Once you have the measurements, you’ll need to mark the buttonhole on the fabric. This is best done with a tailor’s chalk or a fabric pen. Keep the exact measurements, which will help ensure a neat and even buttonhole.
Step 4: Sew the Buttonhole
Once the buttonhole is marked, it’s time to start sewing. Use a zigzag or buttonhole stitch on your sewing machine to create the buttonhole. Follow the manufacturer’s instructions, ensuring a neat and even buttonhole.
Step 5: Test the Buttonhole
Once the buttonhole is finished, it’s essential to test it out. Before attaching the button, test the buttonhole by inserting a small scrap of fabric into the hole. This will help ensure that the buttonhole is the correct size and shape.
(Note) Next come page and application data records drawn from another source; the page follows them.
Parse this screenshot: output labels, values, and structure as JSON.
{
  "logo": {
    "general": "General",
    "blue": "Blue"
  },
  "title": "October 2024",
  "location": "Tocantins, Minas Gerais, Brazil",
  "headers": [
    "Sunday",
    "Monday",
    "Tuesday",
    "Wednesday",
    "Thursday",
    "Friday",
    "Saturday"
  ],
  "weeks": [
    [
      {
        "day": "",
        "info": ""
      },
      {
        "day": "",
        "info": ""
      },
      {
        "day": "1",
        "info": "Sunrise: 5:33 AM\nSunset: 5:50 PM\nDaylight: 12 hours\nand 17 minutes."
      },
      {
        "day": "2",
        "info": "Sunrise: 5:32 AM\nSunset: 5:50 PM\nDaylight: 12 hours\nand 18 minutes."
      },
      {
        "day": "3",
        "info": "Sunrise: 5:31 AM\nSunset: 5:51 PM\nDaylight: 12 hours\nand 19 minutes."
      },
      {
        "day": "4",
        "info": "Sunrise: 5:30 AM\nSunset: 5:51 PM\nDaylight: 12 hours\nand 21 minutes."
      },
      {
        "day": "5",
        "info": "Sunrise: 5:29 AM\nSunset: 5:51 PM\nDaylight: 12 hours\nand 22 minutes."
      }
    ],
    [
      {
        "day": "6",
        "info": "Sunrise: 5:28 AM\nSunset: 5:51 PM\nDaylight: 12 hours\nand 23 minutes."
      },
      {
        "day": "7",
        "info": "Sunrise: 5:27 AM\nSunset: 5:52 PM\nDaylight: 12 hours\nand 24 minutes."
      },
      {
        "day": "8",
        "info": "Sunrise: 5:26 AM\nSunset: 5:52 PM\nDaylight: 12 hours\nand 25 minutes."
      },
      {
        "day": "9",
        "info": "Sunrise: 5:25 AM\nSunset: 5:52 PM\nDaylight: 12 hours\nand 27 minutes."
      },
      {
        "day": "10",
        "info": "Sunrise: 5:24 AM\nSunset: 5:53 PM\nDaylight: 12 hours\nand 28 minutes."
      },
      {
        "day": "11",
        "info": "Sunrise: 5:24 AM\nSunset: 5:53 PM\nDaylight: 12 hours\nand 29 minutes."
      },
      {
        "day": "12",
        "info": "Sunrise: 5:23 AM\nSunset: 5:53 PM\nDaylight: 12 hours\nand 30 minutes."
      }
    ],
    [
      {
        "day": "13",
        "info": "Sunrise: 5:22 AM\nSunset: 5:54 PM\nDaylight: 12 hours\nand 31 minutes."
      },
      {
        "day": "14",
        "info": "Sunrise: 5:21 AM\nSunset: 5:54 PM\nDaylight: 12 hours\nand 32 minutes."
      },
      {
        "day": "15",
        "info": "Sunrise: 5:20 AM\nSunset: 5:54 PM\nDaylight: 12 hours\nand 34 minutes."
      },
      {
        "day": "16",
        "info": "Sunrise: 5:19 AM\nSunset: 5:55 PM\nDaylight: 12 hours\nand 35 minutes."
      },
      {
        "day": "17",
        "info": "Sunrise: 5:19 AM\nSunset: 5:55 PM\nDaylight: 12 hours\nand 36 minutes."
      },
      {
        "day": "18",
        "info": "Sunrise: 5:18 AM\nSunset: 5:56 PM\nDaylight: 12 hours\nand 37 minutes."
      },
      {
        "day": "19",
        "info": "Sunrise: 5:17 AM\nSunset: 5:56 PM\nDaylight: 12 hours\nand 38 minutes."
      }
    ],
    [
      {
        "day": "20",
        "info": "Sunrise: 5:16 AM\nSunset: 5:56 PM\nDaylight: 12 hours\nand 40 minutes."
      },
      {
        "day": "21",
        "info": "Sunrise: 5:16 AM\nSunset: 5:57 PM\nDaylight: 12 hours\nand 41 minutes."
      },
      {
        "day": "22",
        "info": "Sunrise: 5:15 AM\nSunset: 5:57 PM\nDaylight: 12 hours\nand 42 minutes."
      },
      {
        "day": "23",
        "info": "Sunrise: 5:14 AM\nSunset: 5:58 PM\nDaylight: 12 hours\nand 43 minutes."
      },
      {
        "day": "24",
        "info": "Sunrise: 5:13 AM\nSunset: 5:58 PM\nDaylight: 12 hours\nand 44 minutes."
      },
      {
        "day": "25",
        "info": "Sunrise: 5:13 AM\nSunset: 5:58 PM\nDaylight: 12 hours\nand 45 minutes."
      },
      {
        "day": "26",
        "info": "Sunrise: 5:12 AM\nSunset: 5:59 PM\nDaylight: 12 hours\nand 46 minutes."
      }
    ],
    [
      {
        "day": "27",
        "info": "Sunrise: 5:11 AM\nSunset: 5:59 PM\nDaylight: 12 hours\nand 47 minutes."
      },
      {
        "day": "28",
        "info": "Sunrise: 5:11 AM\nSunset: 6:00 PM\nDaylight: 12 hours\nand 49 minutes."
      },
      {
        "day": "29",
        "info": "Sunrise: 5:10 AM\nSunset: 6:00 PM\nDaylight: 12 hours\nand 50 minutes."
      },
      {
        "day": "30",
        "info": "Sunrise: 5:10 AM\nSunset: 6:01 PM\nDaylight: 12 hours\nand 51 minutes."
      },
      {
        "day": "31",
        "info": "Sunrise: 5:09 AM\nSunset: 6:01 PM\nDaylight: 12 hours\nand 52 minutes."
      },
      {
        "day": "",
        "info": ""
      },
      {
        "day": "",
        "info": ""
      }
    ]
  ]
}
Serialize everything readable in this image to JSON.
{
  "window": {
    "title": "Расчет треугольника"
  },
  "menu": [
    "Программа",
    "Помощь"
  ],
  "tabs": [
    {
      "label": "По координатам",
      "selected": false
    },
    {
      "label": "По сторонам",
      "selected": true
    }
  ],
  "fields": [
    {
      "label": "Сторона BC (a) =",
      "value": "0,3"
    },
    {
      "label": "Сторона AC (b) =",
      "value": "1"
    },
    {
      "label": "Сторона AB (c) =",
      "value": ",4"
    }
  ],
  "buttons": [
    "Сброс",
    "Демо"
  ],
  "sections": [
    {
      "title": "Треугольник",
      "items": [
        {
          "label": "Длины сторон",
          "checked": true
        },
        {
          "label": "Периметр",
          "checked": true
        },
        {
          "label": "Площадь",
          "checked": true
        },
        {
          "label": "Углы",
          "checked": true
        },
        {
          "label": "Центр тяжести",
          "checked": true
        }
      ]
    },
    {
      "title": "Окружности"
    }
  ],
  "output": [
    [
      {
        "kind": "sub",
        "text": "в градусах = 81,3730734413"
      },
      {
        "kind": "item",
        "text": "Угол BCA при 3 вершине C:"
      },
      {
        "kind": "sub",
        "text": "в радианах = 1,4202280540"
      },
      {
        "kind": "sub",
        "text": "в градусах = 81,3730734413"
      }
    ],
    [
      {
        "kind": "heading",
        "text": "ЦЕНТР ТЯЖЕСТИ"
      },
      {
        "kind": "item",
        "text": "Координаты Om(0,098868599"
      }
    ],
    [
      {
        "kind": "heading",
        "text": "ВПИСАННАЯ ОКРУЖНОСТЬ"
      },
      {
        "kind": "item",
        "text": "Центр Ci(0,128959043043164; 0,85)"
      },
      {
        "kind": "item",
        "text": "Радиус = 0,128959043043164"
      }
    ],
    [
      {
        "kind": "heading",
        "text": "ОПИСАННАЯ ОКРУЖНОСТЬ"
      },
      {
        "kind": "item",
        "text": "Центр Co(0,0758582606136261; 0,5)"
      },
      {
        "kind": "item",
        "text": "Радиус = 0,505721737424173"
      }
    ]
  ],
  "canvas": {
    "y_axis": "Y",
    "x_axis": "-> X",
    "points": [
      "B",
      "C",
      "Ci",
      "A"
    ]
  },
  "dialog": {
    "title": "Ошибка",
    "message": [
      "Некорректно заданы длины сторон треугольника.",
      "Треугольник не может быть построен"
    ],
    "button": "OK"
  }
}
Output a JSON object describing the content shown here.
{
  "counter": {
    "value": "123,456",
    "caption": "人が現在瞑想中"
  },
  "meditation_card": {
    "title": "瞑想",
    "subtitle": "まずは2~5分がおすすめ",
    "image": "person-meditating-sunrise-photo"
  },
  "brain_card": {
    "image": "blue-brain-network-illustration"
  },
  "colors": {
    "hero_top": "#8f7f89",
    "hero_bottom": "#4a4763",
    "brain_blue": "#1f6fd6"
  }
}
Step 6: Attach the Button
Once the buttonhole is tested and approved, it’s time to attach it. Place the button onto the fabric, and then sew the button in place. Be sure to use a strong thread, as this will help keep the button secure.
Step 7: Trim the Buttonhole
Finally, it’s time to trim the buttonhole. This is important, as it will help give the buttonhole a neat and finished look. Cut away any excess fabric, and then press the buttonhole flat with an iron.
And there you have it! These simple steps allow you to make a neat and professional-looking buttonhole easily. Good luck!
Finishing and Seaming Your Buttonholes
Buttonholes are a vital part of many sewing projects. They can add a professional finishing touch to blouses, jackets, and other garments. But, if done incorrectly, buttonholes can be a source of frustration and disappointment. To ensure the perfect buttonhole, it is essential to understand the process of finishing and seaming them.
Finishing the buttonholes is the first step. To do this, it is essential to use a seam ripper to open up the buttonhole. Be sure to open up only the top stitching of the buttonhole, not the side stitching or the buttonhole bar (which is the horizontal bar between the two side stitching). Next, use a seam sealant or fabric glue to seal the raw edges of the buttonhole. This will help prevent fraying and make the buttonhole more durable.
The next step is seaming the buttonholes. This is done using a zigzag stitch around the outside of the buttonhole. This stitching should be close to the edges of the buttonhole but not too tight, as it may cause the fabric to gather. As you sew, keep the thread tension even and consistent. Once the zigzag stitch is complete, you can trim any excess threads.
Finally, sew a button or snap onto the other side of the garment, directly opposite the buttonhole. This will allow the control or crack to be securely fastened when the buttonhole is closed.
Following these steps, you can create professional-looking buttonholes that will last for years. Buttonholes are essential to many sewing projects, and knowing how to finish and seam them correctly is vital for successful results.
Troubleshooting Common Buttonhole Issues
Buttonholes are a great way to add a touch of detail to any garment or accessory. However, they can often present a few challenges when sewing them. Here are some common buttonhole issues and troubleshooting tips to help you get the perfect buttonhole:
1. Uneven or Wavy Buttonholes: This is usually caused by incorrect tension on the machine or unevenly pulling the fabric as you sew. To fix this issue, ensure you’re using the correct pressure for the material you’re working with, and use an even and steady hand when pulling the fabric.
2. Buttonholes Not Sealing: This can be caused by a few different things. If the buttonhole stitch is too tight, the buttonhole won’t seal properly. Try loosening the tension a bit to see if this helps. Another issue might be the type of thread used. Make sure you use a solid line that can withstand multiple passes through the fabric.
3. Buttonholes Too Big: This is usually caused by pulling the fabric as much as you sew or forgetting to set the buttonhole size correctly on the machine. To fix this issue, ensure you’re not drawing the material and double-check that the buttonhole size is correct.
4. Buttonholes Too Small: This is usually caused by not pulling the fabric enough as you sew or forgetting to set the buttonhole size correctly on the machine. To fix this issue, remove the material evenly and double-check that the buttonhole size is correct.
With these troubleshooting tips, you’ll be able to get the perfect buttonhole every time!